By now, “Shark Week” is pretty much part of the American vernacular.
The Discovery Channel, which still runs Shark Week every summer, has been around since the 1980s and has become a staple in cable TV subscriptions. Famous for running educational and reality shows, like Planet Earth and Mythbusters, the Discovery company owns some big names in television, including HGTV and Food Network.
Chances are, if you’re a Millennial, you grew up with the Discovery Channel. The question is, to what extent are streaming services such as Netflix disrupting Discovery’s viewership and TV consumption in general? And once the channel launches its own streaming platform, as anticipated in 2020, who is interested in subscribing?
A CivicScience survey of more than 5,000 U.S. respondents (age 13+) reveals that the Discovery Channel still resonates with a lot of Americans. A total of 50% say they watch the channel either very often or somewhat often.
But when it comes to Millennials and Gen Z, it turns out that they are the least likely to tune into Discovery. Only 43% of 18- to 34-year-olds watch it often, compared to 53% of older adults.
The channel is the most popular among adults 35 and older and adolescents under 18.
Does Discovery’s content just appeal less to young adults these days? Or, have streaming services edged out live TV for this group?
Live TV vs. Streaming TV
When comparing those who watch the Discovery Channel and those who do not with primary way of watching TV, a trend emerges that makes sense given the age chart shown above.
Those who watch the Discovery channel are more likely to watch live TV more often than not than those who do not tune in to Discovery.
Taking a broader look, live TV is the least popular for the younger age group. Only 17% of 18- to 34-year-olds say they mostly watch live TV, while 40% say they mostly watch DVR or streaming TV. That stands in stark contrast to adults 35 and over:

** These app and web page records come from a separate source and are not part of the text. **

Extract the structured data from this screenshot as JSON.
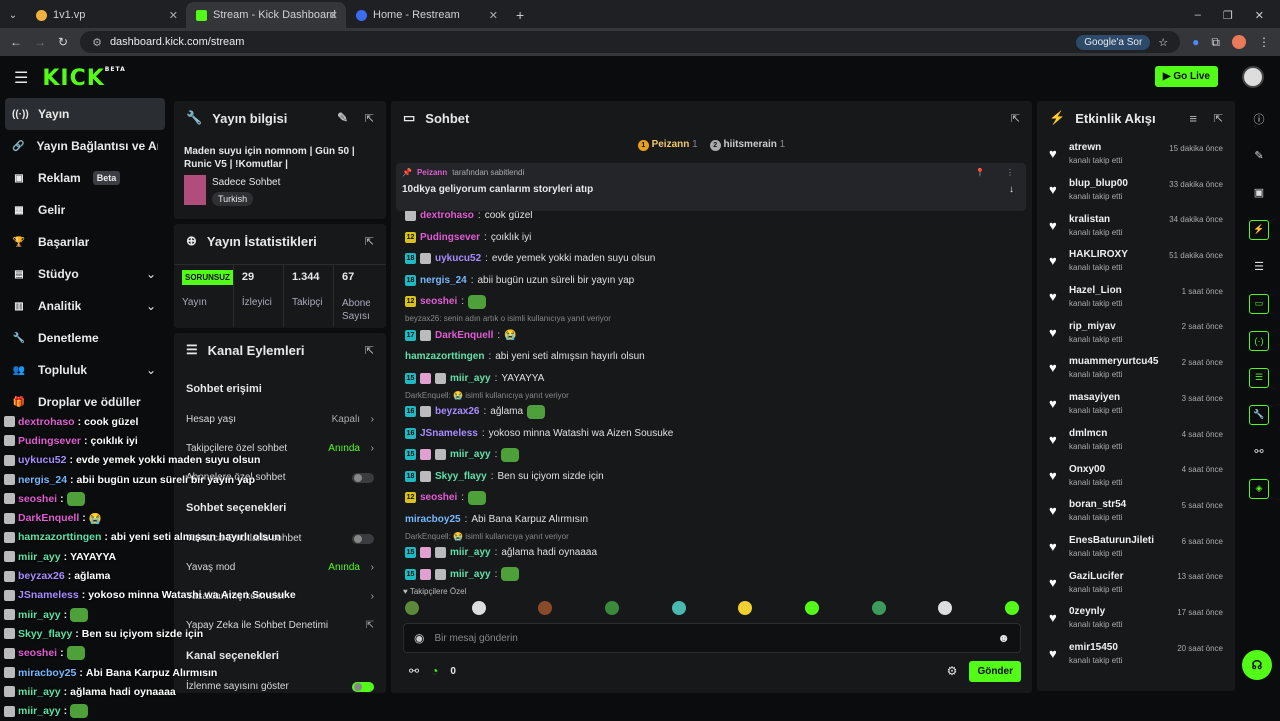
{
  "browser": {
    "tabs": [
      {
        "title": "1v1.vp",
        "color": "#f2b23d"
      },
      {
        "title": "Stream - Kick Dashboard",
        "color": "#53fc18"
      },
      {
        "title": "Home - Restream",
        "color": "#3a6df0"
      }
    ],
    "url": "dashboard.kick.com/stream",
    "google_pill": "Google'a Sor"
  },
  "header": {
    "logo": "KICK",
    "beta": "BETA",
    "go_live": "Go Live"
  },
  "sidebar": {
    "items": [
      {
        "label": "Yayın",
        "icon": "broadcast-icon",
        "glyph": "((·))",
        "active": true
      },
      {
        "label": "Yayın Bağlantısı ve Anahtarı",
        "icon": "link-icon",
        "glyph": "🔗"
      },
      {
        "label": "Reklam",
        "icon": "ad-icon",
        "glyph": "▣",
        "badge": "Beta"
      },
      {
        "label": "Gelir",
        "icon": "revenue-icon",
        "glyph": "▦"
      },
      {
        "label": "Başarılar",
        "icon": "trophy-icon",
        "glyph": "🏆"
      },
      {
        "label": "Stüdyo",
        "icon": "studio-icon",
        "glyph": "▤",
        "chevron": true
      },
      {
        "label": "Analitik",
        "icon": "analytics-icon",
        "glyph": "▥",
        "chevron": true
      },
      {
        "label": "Denetleme",
        "icon": "moderation-icon",
        "glyph": "🔧"
      },
      {
        "label": "Topluluk",
        "icon": "community-icon",
        "glyph": "👥",
        "chevron": true
      },
      {
        "label": "Droplar ve ödüller",
        "icon": "gift-icon",
        "glyph": "🎁"
      }
    ]
  },
  "stream_info": {
    "title": "Yayın bilgisi",
    "stream_title": "Maden suyu için nomnom | Gün 50 | Runic V5 | !Komutlar |",
    "category": "Sadece Sohbet",
    "language": "Turkish"
  },
  "stats": {
    "title": "Yayın İstatistikleri",
    "items": [
      {
        "value": "SORUNSUZ",
        "label": "Yayın",
        "badge": true
      },
      {
        "value": "29",
        "label": "İzleyici"
      },
      {
        "value": "1.344",
        "label": "Takipçi"
      },
      {
        "value": "67",
        "label": "Abone Sayısı"
      }
    ]
  },
  "channel_actions": {
    "title": "Kanal Eylemleri",
    "section1": "Sohbet erişimi",
    "rows1": [
      {
        "label": "Hesap yaşı",
        "value": "Kapalı",
        "type": "link",
        "gray": true
      },
      {
        "label": "Takipçilere özel sohbet",
        "value": "Anında",
        "type": "link"
      },
      {
        "label": "Abonelere özel sohbet",
        "type": "toggle"
      }
    ],
    "section2": "Sohbet seçenekleri",
    "rows2": [
      {
        "label": "Yalnızca Emotlarla sohbet",
        "type": "toggle"
      },
      {
        "label": "Yavaş mod",
        "value": "Anında",
        "type": "link"
      },
      {
        "label": "Yasaklanmış kelimeler",
        "type": "link"
      },
      {
        "label": "Yapay Zeka ile Sohbet Denetimi",
        "type": "external"
      }
    ],
    "section3": "Kanal seçenekleri",
    "rows3": [
      {
        "label": "İzlenme sayısını göster",
        "type": "toggle-on"
      }
    ]
  },
  "chat": {
    "title": "Sohbet",
    "top_gifters": [
      {
        "name": "Peizann",
        "count": "1",
        "rank": "1"
      },
      {
        "name": "hiitsmerain",
        "count": "1",
        "rank": "2"
      }
    ],
    "pinned": {
      "by": "Peizann",
      "by_suffix": "tarafından sabitlendi",
      "text": "10dkya geliyorum canlarım storyleri atıp"
    },
    "messages": [
      {
        "badge": "",
        "user": "dextrohaso",
        "color": "#e05cd3",
        "text": "cook güzel",
        "avatar": true
      },
      {
        "badge": "12",
        "user": "Pudingsever",
        "color": "#e05cd3",
        "text": "çoıklık iyi"
      },
      {
        "badge": "18",
        "user": "uykucu52",
        "color": "#a88cff",
        "text": "evde yemek yokki maden suyu olsun",
        "avatar": true
      },
      {
        "badge": "18",
        "user": "nergis_24",
        "color": "#74b9ff",
        "text": "abii bugün uzun süreli bir yayın yap"
      },
      {
        "badge": "12",
        "user": "seoshei",
        "color": "#e05cd3",
        "text": "",
        "emote": true
      },
      {
        "reply": "beyzax26: senin adın artık o isimli kullanıcıya yanıt veriyor"
      },
      {
        "badge": "17",
        "user": "DarkEnquell",
        "color": "#e05cd3",
        "text": "😭",
        "avatar": true
      },
      {
        "badge": "",
        "user": "hamzazorttingen",
        "color": "#5fe0a8",
        "text": "abi yeni seti almışsın hayırlı olsun"
      },
      {
        "badge": "15",
        "user": "miir_ayy",
        "color": "#5fe0a8",
        "text": "YAYAYYA",
        "avatar": true,
        "tier": true
      },
      {
        "reply": "DarkEnquell: 😭 isimli kullanıcıya yanıt veriyor"
      },
      {
        "badge": "16",
        "user": "beyzax26",
        "color": "#a88cff",
        "text": "ağlama",
        "avatar": true,
        "emote": true
      },
      {
        "badge": "16",
        "user": "JSnameless",
        "color": "#a88cff",
        "text": "yokoso minna Watashi wa Aizen Sousuke"
      },
      {
        "badge": "15",
        "user": "miir_ayy",
        "color": "#5fe0a8",
        "text": "",
        "avatar": true,
        "tier": true,
        "emote": true
      },
      {
        "badge": "18",
        "user": "Skyy_flayy",
        "color": "#5fe0a8",
        "text": "Ben su içiyom sizde için",
        "avatar": true
      },
      {
        "badge": "12",
        "user": "seoshei",
        "color": "#e05cd3",
        "text": "",
        "emote": true
      },
      {
        "badge": "",
        "user": "miracboy25",
        "color": "#74b9ff",
        "text": "Abi Bana Karpuz Alırmısın"
      },
      {
        "reply": "DarkEnquell: 😭 isimli kullanıcıya yanıt veriyor"
      },
      {
        "badge": "15",
        "user": "miir_ayy",
        "color": "#5fe0a8",
        "text": "ağlama hadi oynaaaa",
        "avatar": true,
        "tier": true
      },
      {
        "badge": "15",
        "user": "miir_ayy",
        "color": "#5fe0a8",
        "text": "",
        "avatar": true,
        "tier": true,
        "emote": true
      }
    ],
    "followers_only": "Takipçilere Özel",
    "input_placeholder": "Bir mesaj gönderin",
    "points": "0",
    "send": "Gönder"
  },
  "activity": {
    "title": "Etkinlik Akışı",
    "followed": "kanalı takip etti",
    "items": [
      {
        "user": "atrewn",
        "time": "15 dakika önce"
      },
      {
        "user": "blup_blup00",
        "time": "33 dakika önce"
      },
      {
        "user": "kralistan",
        "time": "34 dakika önce"
      },
      {
        "user": "HAKLIROXY",
        "time": "51 dakika önce"
      },
      {
        "user": "Hazel_Lion",
        "time": "1 saat önce"
      },
      {
        "user": "rip_miyav",
        "time": "2 saat önce"
      },
      {
        "user": "muammeryurtcu45",
        "time": "2 saat önce"
      },
      {
        "user": "masayiyen",
        "time": "3 saat önce"
      },
      {
        "user": "dmlmcn",
        "time": "4 saat önce"
      },
      {
        "user": "Onxy00",
        "time": "4 saat önce"
      },
      {
        "user": "boran_str54",
        "time": "5 saat önce"
      },
      {
        "user": "EnesBaturunJileti",
        "time": "6 saat önce"
      },
      {
        "user": "GaziLucifer",
        "time": "13 saat önce"
      },
      {
        "user": "0zeynly",
        "time": "17 saat önce"
      },
      {
        "user": "emir15450",
        "time": "20 saat önce"
      }
    ]
  },
  "overlay": [
    {
      "user": "dextrohaso",
      "color": "#e05cd3",
      "text": "cook güzel"
    },
    {
      "user": "Pudingsever",
      "color": "#e05cd3",
      "text": "çoıklık iyi"
    },
    {
      "user": "uykucu52",
      "color": "#a88cff",
      "text": "evde yemek yokki maden suyu olsun"
    },
    {
      "user": "nergis_24",
      "color": "#74b9ff",
      "text": "abii bugün uzun süreli bir yayın yap"
    },
    {
      "user": "seoshei",
      "color": "#e05cd3",
      "text": ""
    },
    {
      "user": "DarkEnquell",
      "color": "#e05cd3",
      "text": "😭"
    },
    {
      "user": "hamzazorttingen",
      "color": "#5fe0a8",
      "text": "abi yeni seti almışsın hayırlı olsun"
    },
    {
      "user": "miir_ayy",
      "color": "#5fe0a8",
      "text": "YAYAYYA"
    },
    {
      "user": "beyzax26",
      "color": "#a88cff",
      "text": "ağlama"
    },
    {
      "user": "JSnameless",
      "color": "#a88cff",
      "text": "yokoso minna Watashi wa Aizen Sousuke"
    },
    {
      "user": "miir_ayy",
      "color": "#5fe0a8",
      "text": ""
    },
    {
      "user": "Skyy_flayy",
      "color": "#5fe0a8",
      "text": "Ben su içiyom sizde için"
    },
    {
      "user": "seoshei",
      "color": "#e05cd3",
      "text": ""
    },
    {
      "user": "miracboy25",
      "color": "#74b9ff",
      "text": "Abi Bana Karpuz Alırmısın"
    },
    {
      "user": "miir_ayy",
      "color": "#5fe0a8",
      "text": "ağlama hadi oynaaaa"
    },
    {
      "user": "miir_ayy",
      "color": "#5fe0a8",
      "text": ""
    }
  ],
  "colors": {
    "accent": "#53fc18",
    "panel": "#17181a",
    "background": "#0b0c0d"
  }
}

Netflix, Hulu, and Amazon Prime TV are also the most popular among this age group. Nearly 70% have Netflix subscriptions.

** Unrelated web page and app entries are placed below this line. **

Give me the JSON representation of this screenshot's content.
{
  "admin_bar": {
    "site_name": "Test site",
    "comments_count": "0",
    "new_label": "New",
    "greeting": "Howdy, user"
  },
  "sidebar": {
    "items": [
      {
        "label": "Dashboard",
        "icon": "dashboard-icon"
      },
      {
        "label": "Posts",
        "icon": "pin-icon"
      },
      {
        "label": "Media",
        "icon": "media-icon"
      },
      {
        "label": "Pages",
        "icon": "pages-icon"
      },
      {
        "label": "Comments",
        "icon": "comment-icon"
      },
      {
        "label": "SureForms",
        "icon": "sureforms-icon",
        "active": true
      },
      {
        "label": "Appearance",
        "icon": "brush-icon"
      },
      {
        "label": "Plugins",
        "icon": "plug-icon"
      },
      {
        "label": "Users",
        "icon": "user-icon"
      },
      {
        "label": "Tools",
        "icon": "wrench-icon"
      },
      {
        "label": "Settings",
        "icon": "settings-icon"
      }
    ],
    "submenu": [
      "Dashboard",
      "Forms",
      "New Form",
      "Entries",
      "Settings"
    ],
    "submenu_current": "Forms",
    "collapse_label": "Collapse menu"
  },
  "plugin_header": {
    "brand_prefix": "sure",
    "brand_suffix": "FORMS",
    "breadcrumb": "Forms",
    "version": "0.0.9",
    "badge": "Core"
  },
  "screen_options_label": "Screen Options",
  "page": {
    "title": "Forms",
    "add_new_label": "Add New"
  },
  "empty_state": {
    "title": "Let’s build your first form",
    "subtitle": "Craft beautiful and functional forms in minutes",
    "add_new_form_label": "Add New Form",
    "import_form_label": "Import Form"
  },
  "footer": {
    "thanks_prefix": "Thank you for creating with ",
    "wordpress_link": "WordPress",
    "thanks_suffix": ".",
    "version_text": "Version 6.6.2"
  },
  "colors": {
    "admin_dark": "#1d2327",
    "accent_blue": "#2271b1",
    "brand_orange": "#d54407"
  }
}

Even so, the Discovery Channel and Netflix still share viewers. Nearly 40% of frequent Discovery watchers also watch Netflix daily or weekly. It’s true that daily Netflix viewership is much more prevalent among those who don’t have access to the Discovery Channel, but we still see a diverse mix of TV-watching habits among Discovery’s large viewer base.
The Future Looks Good For Discovery’s Own Streaming Service
This all looks good for Discovery. When it comes to their upcoming streaming partnership with the BBC, broad interest is there: more than one-third of the U.S. population (13+) interested in the service.
Among the Discovery channel viewers and its non-viewers, the good news for the new Discovery / BBC streaming service is that interest is just as strong between Discovery viewers (those who watch it regularly or somewhat regularly) and Discovery non-viewers (those who rarely watch it or don’t have access to it at this time).
The other set of good news: Young adults, those who tune in to the Discovery Channel on TV the least, are most interested in the new streaming service.
Who are the Discovery Channel Viewers and What Else Can We Learn From Them?
The survey shows that the channel’s programming appeals to a diverse audience.
The blend of reality and educational programming appeals to teens and older adults alike. The high rate of teen viewership is likely driven in part by having access to their parents’ TV subscriptions, as opposed to young adults.
The survey found that Discovery Channel viewers are more likely to be male, to be parents, to be bigger reality television fans, and to watch more documentaries, as well as travel/ home/cooking shows — all par for the course.
However, when it comes to looking at ‘tribal’ media consumption behavior, the survey shows that people who say they watch the Discovery Channel very often are also much more likely to watch Fox News for national news. Fox News still beats out CNN, MSNBC and other networks among the majority of survey respondents.
However, half of those who don’t have access to the Discovery Channel don’t watch TV news at all. Not surprisingly, it’s 18- to 34-year-olds who are the most unlikely to watch national TV news, representing nearly 40% of this age group.
While the Discovery Channel still seems to be going strong among older (and teen) populations, the lower Gen Z adult and Millennial viewership represents the growing transition away from traditional TV subscription through service providers. That’s not only true for the channel, but also for established TV news networks. The study shows that Discovery’s new streaming service may help sway young adults to tune into the channel and its series by streaming.